Within the records, find every line that includes the word "median" and copy it.

[RECORDS FOR THIS EXERCISE]
════════════════════
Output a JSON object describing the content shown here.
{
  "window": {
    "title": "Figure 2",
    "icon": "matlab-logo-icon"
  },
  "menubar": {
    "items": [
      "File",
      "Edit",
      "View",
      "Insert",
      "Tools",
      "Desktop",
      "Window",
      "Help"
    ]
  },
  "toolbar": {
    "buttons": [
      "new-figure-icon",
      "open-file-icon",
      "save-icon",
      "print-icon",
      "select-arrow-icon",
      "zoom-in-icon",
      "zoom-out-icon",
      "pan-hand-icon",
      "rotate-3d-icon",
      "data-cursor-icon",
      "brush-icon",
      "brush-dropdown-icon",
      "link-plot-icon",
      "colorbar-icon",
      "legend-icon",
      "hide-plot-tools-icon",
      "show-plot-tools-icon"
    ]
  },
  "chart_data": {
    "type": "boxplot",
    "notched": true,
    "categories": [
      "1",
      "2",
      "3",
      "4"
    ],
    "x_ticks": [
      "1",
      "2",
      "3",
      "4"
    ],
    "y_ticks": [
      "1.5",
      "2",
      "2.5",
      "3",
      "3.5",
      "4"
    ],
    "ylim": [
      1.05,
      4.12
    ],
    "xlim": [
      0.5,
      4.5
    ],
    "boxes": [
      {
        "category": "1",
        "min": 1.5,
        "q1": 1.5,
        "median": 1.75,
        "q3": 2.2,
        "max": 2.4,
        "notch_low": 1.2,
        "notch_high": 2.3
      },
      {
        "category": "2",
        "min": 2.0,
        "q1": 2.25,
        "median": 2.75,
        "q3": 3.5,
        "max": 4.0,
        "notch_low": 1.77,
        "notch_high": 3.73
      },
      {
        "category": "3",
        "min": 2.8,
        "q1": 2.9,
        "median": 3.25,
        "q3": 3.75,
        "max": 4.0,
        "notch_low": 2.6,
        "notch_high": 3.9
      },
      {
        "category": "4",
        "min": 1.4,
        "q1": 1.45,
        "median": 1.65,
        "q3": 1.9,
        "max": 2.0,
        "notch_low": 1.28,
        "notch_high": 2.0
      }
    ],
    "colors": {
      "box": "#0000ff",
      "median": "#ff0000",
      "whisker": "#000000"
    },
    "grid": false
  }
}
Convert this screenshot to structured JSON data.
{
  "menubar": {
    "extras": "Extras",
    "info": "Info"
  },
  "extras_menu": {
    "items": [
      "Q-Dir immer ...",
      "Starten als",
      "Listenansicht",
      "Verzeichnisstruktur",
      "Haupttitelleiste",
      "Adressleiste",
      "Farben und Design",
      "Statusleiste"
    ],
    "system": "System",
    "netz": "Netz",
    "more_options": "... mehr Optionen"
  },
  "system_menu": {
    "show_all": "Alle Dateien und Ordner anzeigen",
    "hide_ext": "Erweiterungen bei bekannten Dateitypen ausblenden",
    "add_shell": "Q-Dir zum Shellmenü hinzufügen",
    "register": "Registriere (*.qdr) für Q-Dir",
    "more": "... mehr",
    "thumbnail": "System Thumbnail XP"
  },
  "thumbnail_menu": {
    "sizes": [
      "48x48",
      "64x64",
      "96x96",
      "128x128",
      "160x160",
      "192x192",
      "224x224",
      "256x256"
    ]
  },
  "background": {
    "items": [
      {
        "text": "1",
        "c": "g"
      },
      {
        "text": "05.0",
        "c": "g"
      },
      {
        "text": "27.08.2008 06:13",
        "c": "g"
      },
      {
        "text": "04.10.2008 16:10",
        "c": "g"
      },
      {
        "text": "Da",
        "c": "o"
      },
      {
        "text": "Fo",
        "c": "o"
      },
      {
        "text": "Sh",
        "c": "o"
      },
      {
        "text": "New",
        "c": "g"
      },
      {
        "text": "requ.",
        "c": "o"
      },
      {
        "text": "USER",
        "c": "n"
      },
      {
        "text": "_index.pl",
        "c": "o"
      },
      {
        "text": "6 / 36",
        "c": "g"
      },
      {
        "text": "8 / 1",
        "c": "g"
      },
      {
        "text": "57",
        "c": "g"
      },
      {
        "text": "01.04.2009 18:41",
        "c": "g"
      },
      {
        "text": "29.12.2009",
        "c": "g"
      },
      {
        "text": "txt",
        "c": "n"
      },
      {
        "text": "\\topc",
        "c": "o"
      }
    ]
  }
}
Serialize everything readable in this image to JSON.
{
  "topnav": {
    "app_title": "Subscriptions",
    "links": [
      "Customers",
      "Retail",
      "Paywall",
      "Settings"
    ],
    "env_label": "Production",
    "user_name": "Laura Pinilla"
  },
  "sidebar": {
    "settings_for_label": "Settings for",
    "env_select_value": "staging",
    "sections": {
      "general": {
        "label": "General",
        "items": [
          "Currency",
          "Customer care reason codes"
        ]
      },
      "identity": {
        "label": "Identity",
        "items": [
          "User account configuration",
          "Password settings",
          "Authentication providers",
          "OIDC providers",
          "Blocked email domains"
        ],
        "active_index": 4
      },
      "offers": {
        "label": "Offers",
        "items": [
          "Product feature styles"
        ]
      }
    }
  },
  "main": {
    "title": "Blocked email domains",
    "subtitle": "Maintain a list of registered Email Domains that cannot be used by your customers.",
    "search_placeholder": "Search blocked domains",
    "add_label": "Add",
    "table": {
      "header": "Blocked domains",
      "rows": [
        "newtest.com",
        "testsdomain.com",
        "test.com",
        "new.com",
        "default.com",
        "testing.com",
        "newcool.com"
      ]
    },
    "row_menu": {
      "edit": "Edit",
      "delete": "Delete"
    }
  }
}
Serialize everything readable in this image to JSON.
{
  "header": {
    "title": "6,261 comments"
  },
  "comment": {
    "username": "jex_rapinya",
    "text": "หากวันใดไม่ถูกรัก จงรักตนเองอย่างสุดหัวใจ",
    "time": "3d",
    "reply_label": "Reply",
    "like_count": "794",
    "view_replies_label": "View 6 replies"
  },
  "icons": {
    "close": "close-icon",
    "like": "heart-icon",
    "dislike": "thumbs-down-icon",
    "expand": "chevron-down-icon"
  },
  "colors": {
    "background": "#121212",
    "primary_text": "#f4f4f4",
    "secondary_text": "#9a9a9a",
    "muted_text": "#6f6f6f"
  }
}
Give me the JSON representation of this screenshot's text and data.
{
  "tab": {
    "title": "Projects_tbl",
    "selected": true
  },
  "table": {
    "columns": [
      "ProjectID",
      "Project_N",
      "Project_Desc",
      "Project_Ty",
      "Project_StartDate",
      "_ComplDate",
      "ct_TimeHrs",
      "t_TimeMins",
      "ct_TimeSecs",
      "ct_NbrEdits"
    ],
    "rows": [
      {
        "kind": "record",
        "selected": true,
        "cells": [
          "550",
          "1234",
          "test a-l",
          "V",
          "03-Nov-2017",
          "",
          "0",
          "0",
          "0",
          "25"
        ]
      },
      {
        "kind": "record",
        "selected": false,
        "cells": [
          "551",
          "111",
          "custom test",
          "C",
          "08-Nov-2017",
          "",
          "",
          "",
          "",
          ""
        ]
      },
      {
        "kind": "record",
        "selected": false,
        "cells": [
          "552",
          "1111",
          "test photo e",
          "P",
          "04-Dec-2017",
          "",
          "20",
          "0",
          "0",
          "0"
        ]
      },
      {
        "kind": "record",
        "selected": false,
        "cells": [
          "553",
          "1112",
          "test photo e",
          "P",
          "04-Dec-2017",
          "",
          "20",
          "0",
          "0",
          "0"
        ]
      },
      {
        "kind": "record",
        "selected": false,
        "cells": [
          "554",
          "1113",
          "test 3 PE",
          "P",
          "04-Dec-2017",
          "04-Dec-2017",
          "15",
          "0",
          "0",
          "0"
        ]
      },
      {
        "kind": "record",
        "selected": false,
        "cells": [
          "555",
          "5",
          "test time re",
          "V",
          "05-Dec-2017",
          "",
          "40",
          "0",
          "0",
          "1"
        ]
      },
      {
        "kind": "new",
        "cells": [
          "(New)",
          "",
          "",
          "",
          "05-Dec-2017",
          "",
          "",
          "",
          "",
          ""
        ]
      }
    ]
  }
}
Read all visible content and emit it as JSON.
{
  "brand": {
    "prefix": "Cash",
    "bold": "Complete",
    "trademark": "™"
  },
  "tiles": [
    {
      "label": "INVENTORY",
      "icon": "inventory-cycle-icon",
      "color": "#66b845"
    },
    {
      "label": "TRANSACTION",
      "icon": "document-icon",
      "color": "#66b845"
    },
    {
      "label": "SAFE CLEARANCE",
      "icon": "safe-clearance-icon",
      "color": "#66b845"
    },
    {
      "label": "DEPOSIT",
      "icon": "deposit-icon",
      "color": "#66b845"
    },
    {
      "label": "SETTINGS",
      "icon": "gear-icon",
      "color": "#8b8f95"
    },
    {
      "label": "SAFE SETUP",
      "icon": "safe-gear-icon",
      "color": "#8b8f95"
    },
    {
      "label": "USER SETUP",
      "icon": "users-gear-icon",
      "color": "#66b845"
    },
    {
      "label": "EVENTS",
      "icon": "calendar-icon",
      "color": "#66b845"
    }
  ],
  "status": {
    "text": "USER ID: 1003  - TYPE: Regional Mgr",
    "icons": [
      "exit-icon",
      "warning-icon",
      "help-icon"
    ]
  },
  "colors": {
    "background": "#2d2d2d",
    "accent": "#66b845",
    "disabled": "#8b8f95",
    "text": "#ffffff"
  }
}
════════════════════
[COMPLETED EXERCISE]
        "median": 1.75,
        "median": 2.75,
        "median": 3.25,
        "median": 1.65,
      "median": "#ff0000",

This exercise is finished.